*** Opening of Study material ***

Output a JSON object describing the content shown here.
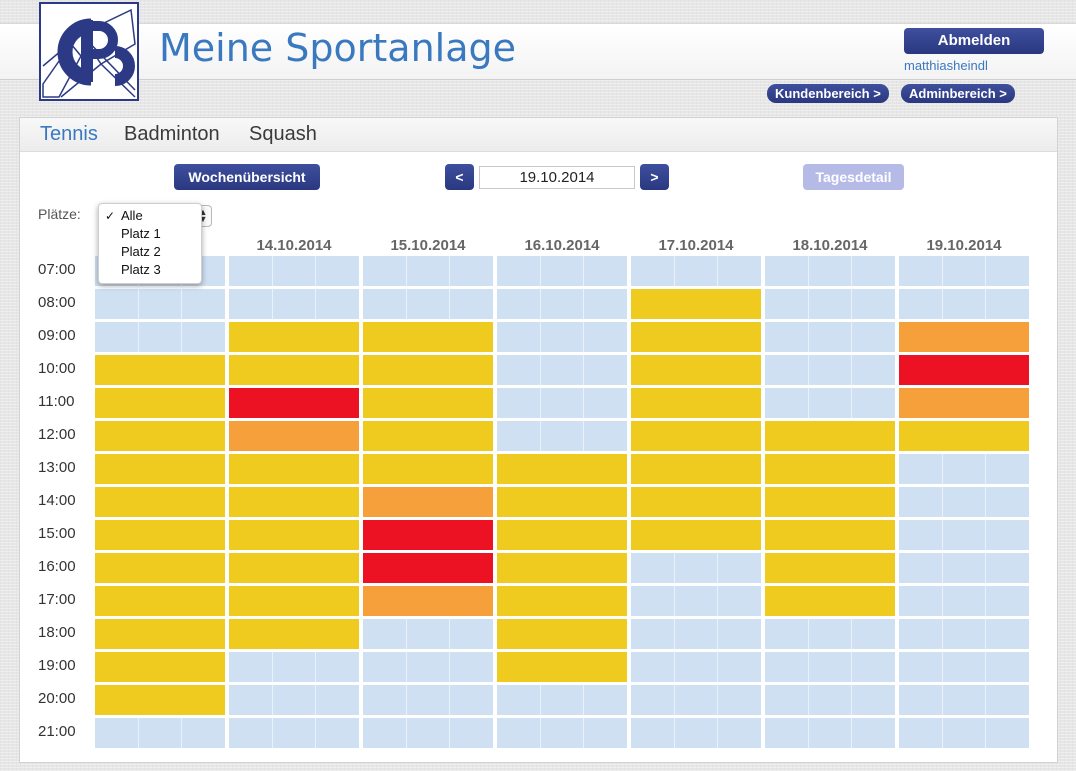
{
  "header": {
    "title": "Meine Sportanlage",
    "logout_label": "Abmelden",
    "username": "matthiasheindl",
    "customer_area_label": "Kundenbereich >",
    "admin_area_label": "Adminbereich >"
  },
  "sports": {
    "tabs": [
      {
        "label": "Tennis",
        "active": true
      },
      {
        "label": "Badminton",
        "active": false
      },
      {
        "label": "Squash",
        "active": false
      }
    ]
  },
  "toolbar": {
    "week_overview_label": "Wochenübersicht",
    "prev_label": "<",
    "next_label": ">",
    "date_value": "19.10.2014",
    "day_detail_label": "Tagesdetail"
  },
  "filter": {
    "label": "Plätze:",
    "selected": "Alle",
    "check": "✓",
    "options": [
      "Alle",
      "Platz 1",
      "Platz 2",
      "Platz 3"
    ]
  },
  "schedule": {
    "days": [
      "",
      "14.10.2014",
      "15.10.2014",
      "16.10.2014",
      "17.10.2014",
      "18.10.2014",
      "19.10.2014"
    ],
    "times": [
      "07:00",
      "08:00",
      "09:00",
      "10:00",
      "11:00",
      "12:00",
      "13:00",
      "14:00",
      "15:00",
      "16:00",
      "17:00",
      "18:00",
      "19:00",
      "20:00",
      "21:00"
    ],
    "colors": {
      "free": "#cfe0f3",
      "booked": "#eecb1e",
      "high": "#f6a03c",
      "full": "#ec1123"
    },
    "occupancy": [
      [
        "free",
        "free",
        "free",
        "free",
        "free",
        "free",
        "free"
      ],
      [
        "free",
        "free",
        "free",
        "free",
        "booked",
        "free",
        "free"
      ],
      [
        "free",
        "booked",
        "booked",
        "free",
        "booked",
        "free",
        "high"
      ],
      [
        "booked",
        "booked",
        "booked",
        "free",
        "booked",
        "free",
        "full"
      ],
      [
        "booked",
        "full",
        "booked",
        "free",
        "booked",
        "free",
        "high"
      ],
      [
        "booked",
        "high",
        "booked",
        "free",
        "booked",
        "booked",
        "booked"
      ],
      [
        "booked",
        "booked",
        "booked",
        "booked",
        "booked",
        "booked",
        "free"
      ],
      [
        "booked",
        "booked",
        "high",
        "booked",
        "booked",
        "booked",
        "free"
      ],
      [
        "booked",
        "booked",
        "full",
        "booked",
        "booked",
        "booked",
        "free"
      ],
      [
        "booked",
        "booked",
        "full",
        "booked",
        "free",
        "booked",
        "free"
      ],
      [
        "booked",
        "booked",
        "high",
        "booked",
        "free",
        "booked",
        "free"
      ],
      [
        "booked",
        "booked",
        "free",
        "booked",
        "free",
        "free",
        "free"
      ],
      [
        "booked",
        "free",
        "free",
        "booked",
        "free",
        "free",
        "free"
      ],
      [
        "booked",
        "free",
        "free",
        "free",
        "free",
        "free",
        "free"
      ],
      [
        "free",
        "free",
        "free",
        "free",
        "free",
        "free",
        "free"
      ]
    ]
  }
}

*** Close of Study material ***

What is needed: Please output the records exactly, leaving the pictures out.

Solution to the problem:
Output a JSON object describing the content shown here.
{
  "header": {
    "title": "Meine Sportanlage",
    "logout_label": "Abmelden",
    "username": "matthiasheindl",
    "customer_area_label": "Kundenbereich >",
    "admin_area_label": "Adminbereich >"
  },
  "sports": {
    "tabs": [
      {
        "label": "Tennis",
        "active": true
      },
      {
        "label": "Badminton",
        "active": false
      },
      {
        "label": "Squash",
        "active": false
      }
    ]
  },
  "toolbar": {
    "week_overview_label": "Wochenübersicht",
    "prev_label": "<",
    "next_label": ">",
    "date_value": "19.10.2014",
    "day_detail_label": "Tagesdetail"
  },
  "filter": {
    "label": "Plätze:",
    "selected": "Alle",
    "check": "✓",
    "options": [
      "Alle",
      "Platz 1",
      "Platz 2",
      "Platz 3"
    ]
  },
  "schedule": {
    "days": [
      "",
      "14.10.2014",
      "15.10.2014",
      "16.10.2014",
      "17.10.2014",
      "18.10.2014",
      "19.10.2014"
    ],
    "times": [
      "07:00",
      "08:00",
      "09:00",
      "10:00",
      "11:00",
      "12:00",
      "13:00",
      "14:00",
      "15:00",
      "16:00",
      "17:00",
      "18:00",
      "19:00",
      "20:00",
      "21:00"
    ],
    "colors": {
      "free": "#cfe0f3",
      "booked": "#eecb1e",
      "high": "#f6a03c",
      "full": "#ec1123"
    },
    "occupancy": [
      [
        "free",
        "free",
        "free",
        "free",
        "free",
        "free",
        "free"
      ],
      [
        "free",
        "free",
        "free",
        "free",
        "booked",
        "free",
        "free"
      ],
      [
        "free",
        "booked",
        "booked",
        "free",
        "booked",
        "free",
        "high"
      ],
      [
        "booked",
        "booked",
        "booked",
        "free",
        "booked",
        "free",
        "full"
      ],
      [
        "booked",
        "full",
        "booked",
        "free",
        "booked",
        "free",
        "high"
      ],
      [
        "booked",
        "high",
        "booked",
        "free",
        "booked",
        "booked",
        "booked"
      ],
      [
        "booked",
        "booked",
        "booked",
        "booked",
        "booked",
        "booked",
        "free"
      ],
      [
        "booked",
        "booked",
        "high",
        "booked",
        "booked",
        "booked",
        "free"
      ],
      [
        "booked",
        "booked",
        "full",
        "booked",
        "booked",
        "booked",
        "free"
      ],
      [
        "booked",
        "booked",
        "full",
        "booked",
        "free",
        "booked",
        "free"
      ],
      [
        "booked",
        "booked",
        "high",
        "booked",
        "free",
        "booked",
        "free"
      ],
      [
        "booked",
        "booked",
        "free",
        "booked",
        "free",
        "free",
        "free"
      ],
      [
        "booked",
        "free",
        "free",
        "booked",
        "free",
        "free",
        "free"
      ],
      [
        "booked",
        "free",
        "free",
        "free",
        "free",
        "free",
        "free"
      ],
      [
        "free",
        "free",
        "free",
        "free",
        "free",
        "free",
        "free"
      ]
    ]
  }
}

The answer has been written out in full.